This is followed by the actual image data, which is the size indicated in TotalSize.
TotalSize will always equal
Height * Stride, and will also always equal
DecompressedSize - 6. If this is not the case, you're probably dealing with a text entry.
The data is linear pixel data, and can be either CGA or EGA data, which are four or two pixels of data per byte respectively. The simplest way to determine which one is used is by looking at the file name of the archive. However, since this is a DOS 320×200 game, and all archives contain at least one full-screen image, an alternative approach, when loading the whole archive, is to check whether any images exceed a width of 320 pixels when loaded as CGA, and, in that case, load it as EGA instead.
The EGA data simply uses the default EGA palette.
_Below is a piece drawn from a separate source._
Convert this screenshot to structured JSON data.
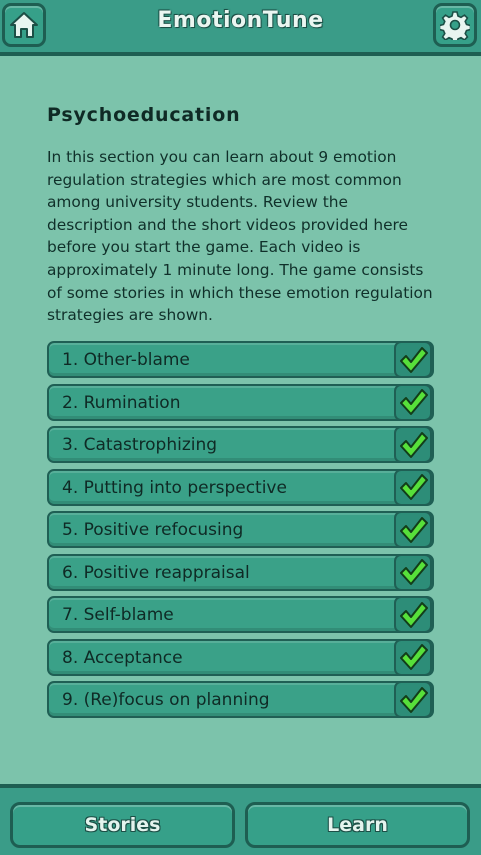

However, the CGA version of the game, when ran in a DOSBox setup configured to actually emulate CGA hardware, switches between different colour palettes, meaning you can't use one single palette for all graphics.
The CGA game consistently uses dark blue (index 1 on the full available 16-colour palette) as background colour, and mostly uses the bright version of CGA palette 0, ending up with palette [01,10,12,14]. Only the heaven minigame (MRH_DOGC.DB1; all frames except the first two) uses the dark version of CGA palette 1, resulting in the palette [01,03,05,07]. For more information how CGA colours work, see the CGA Palette article.
Some images have a corresponding 'mask' image used by the game to give the graphic transparency. In general, though, there doesn't seem to be a real rule for how transparency is handled in the images. Some (like those on the wheel of images in MRH_DOG?.DB2) might in fact be cut out mathematically by the game itself.
The text entries are generally stored in 50-byte chunks. These entries have no header of any kind, and simply consist a string of ASCII text, with the remainder of the size filled up with 0x00 bytes.
Despite the trailing zeroes, they are never compressed, obviously because these trailing zeroes don't contain any useful data.
The text entries themselves appear to be the strings used in the 'hangman' type minigame.
The following tools are able to work with files in this format.
|Name||Platform||View images in this format?||Convert/export to another file/format?||Import from another file/format?||Access hidden data?||Edit metadata?||Notes|
|Engie File Converter||Windows||Yes||Yes||Yes||No||N/A||Treats the archive as tileset, with 'empty' images for the text entries. Gives a text box on save where these 'empty' entries need to be filled in with a string and a save length. The data will be pre-filled when re-saving the original archive, giving a simple way to copy them from there. Allows any indexed format as input, and detects from the used indices on the images whether the file can be saved as CGA or EGA.|